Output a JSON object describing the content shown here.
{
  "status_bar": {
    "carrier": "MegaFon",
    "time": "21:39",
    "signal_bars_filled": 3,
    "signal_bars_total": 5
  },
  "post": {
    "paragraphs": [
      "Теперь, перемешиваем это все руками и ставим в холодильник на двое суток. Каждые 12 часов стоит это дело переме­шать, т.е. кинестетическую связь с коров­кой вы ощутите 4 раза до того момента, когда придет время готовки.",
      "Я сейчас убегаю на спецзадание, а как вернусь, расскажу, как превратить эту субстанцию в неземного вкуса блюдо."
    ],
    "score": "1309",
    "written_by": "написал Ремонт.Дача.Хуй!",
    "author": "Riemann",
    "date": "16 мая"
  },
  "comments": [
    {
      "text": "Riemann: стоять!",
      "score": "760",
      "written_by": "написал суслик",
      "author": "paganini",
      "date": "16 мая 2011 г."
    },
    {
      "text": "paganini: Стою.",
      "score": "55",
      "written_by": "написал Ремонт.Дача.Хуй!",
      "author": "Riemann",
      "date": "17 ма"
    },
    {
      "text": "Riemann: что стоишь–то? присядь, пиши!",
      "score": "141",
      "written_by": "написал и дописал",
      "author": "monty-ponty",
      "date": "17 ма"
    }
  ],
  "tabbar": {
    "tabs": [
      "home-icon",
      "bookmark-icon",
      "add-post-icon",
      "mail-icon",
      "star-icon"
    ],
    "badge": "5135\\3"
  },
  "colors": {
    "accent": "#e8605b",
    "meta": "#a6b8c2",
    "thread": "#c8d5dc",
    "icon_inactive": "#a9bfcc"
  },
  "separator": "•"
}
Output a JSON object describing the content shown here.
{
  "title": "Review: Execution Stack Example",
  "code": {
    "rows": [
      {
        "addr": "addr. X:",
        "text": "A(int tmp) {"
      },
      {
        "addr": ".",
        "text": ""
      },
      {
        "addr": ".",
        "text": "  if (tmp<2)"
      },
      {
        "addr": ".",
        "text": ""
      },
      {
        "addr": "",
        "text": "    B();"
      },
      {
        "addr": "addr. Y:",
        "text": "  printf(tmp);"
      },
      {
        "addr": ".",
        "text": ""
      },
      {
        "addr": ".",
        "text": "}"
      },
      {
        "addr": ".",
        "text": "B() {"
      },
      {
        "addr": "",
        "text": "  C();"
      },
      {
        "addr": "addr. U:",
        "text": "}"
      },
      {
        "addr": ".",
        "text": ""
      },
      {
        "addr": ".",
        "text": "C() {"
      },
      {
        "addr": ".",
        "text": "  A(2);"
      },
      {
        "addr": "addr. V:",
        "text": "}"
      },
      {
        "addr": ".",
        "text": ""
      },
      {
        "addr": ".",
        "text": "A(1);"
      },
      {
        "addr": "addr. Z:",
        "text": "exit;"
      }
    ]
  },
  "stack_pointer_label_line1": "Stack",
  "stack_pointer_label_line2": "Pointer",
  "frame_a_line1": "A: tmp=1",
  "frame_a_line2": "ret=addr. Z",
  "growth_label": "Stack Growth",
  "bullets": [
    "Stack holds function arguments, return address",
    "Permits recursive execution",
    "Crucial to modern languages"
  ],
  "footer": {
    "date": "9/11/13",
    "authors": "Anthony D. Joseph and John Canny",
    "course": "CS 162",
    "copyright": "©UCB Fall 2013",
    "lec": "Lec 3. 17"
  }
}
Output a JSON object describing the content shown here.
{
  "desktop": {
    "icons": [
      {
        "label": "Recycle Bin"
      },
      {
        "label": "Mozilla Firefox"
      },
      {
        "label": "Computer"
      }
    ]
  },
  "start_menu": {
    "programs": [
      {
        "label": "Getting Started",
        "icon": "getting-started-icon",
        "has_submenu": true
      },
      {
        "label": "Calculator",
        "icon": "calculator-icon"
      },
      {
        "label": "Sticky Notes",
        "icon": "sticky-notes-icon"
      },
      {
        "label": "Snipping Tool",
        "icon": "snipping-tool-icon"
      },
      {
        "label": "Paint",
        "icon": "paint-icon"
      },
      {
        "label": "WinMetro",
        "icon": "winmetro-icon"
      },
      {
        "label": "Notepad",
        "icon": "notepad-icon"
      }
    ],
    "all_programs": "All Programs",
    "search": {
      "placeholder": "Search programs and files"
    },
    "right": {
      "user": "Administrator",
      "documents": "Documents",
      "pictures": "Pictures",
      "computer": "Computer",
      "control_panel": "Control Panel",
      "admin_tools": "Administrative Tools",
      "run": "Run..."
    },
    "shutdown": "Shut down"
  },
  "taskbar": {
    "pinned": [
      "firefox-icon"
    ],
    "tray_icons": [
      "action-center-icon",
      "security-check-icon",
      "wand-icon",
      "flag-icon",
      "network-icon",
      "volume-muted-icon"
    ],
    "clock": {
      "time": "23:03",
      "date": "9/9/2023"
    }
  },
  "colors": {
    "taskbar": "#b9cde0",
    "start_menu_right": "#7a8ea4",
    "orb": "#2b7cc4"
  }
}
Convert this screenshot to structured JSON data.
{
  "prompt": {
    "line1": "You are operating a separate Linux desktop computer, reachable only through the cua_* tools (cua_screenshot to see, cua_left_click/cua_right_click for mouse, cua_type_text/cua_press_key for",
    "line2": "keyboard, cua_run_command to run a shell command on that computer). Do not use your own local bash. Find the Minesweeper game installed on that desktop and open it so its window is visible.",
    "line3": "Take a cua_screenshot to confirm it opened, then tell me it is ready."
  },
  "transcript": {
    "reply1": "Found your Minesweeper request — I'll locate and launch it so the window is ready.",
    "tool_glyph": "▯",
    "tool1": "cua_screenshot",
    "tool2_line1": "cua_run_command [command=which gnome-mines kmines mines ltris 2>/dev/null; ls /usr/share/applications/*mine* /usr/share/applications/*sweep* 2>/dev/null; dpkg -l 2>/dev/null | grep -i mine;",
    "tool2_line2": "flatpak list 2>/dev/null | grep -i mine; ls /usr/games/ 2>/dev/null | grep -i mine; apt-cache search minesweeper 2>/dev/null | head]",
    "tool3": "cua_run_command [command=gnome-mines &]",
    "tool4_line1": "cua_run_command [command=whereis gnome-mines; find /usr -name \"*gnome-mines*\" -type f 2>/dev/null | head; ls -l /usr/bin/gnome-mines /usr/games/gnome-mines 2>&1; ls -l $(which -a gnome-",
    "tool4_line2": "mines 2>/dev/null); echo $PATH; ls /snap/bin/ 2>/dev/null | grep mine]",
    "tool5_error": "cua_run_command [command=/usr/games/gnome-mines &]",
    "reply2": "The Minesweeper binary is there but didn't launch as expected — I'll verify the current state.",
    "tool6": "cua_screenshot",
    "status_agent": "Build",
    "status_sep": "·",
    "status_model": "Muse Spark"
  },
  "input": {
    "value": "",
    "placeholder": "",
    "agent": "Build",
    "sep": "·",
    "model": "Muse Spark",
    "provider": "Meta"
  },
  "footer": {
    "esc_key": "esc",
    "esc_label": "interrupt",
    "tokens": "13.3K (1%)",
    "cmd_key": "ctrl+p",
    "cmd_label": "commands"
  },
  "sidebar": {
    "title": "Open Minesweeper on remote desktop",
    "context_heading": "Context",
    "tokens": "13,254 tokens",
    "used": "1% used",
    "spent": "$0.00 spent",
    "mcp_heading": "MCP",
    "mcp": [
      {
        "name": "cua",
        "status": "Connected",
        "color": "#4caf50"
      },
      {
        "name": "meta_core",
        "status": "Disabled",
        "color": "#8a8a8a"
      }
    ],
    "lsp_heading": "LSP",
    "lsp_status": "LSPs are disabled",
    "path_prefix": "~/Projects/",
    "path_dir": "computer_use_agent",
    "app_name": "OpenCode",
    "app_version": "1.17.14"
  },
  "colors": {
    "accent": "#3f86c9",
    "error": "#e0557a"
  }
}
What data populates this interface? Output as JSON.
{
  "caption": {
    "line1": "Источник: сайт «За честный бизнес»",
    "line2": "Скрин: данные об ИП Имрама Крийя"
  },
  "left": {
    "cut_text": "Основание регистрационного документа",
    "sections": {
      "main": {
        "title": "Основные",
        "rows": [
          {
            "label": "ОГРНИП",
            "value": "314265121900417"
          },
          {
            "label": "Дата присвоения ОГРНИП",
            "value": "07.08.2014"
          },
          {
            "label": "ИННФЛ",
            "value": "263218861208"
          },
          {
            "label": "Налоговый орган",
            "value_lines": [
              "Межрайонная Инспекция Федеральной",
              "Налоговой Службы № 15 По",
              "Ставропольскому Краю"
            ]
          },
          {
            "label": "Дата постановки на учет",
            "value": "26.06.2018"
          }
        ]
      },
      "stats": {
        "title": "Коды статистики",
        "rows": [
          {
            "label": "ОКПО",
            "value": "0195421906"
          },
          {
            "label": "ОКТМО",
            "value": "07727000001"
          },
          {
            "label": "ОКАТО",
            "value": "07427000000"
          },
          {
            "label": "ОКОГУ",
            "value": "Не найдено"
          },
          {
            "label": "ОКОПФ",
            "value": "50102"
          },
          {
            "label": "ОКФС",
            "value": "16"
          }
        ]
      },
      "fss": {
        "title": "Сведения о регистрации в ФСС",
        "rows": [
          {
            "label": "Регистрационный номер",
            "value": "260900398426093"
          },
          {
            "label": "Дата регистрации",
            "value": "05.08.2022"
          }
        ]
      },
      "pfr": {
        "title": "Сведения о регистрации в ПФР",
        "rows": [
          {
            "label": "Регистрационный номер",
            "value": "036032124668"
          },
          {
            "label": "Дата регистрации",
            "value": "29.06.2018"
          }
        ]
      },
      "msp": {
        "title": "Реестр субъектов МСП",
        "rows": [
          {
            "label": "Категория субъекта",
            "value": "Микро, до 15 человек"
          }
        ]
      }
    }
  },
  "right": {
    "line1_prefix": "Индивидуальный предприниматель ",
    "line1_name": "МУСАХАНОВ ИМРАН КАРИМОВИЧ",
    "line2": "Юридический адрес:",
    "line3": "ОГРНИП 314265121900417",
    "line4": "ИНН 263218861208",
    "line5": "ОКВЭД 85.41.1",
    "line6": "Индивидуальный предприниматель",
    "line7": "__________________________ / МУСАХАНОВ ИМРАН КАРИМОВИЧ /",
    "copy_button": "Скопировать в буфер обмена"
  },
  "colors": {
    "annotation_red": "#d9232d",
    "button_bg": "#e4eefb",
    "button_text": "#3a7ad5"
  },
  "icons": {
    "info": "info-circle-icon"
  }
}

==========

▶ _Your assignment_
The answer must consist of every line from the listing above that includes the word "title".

▶ _Result of this exercise_
  "title": "Review: Execution Stack Example",
    "title": "Open Minesweeper on remote desktop",
        "title": "Основные",
        "title": "Коды статистики",
        "title": "Сведения о регистрации в ФСС",
        "title": "Сведения о регистрации в ПФР",
        "title": "Реестр субъектов МСП",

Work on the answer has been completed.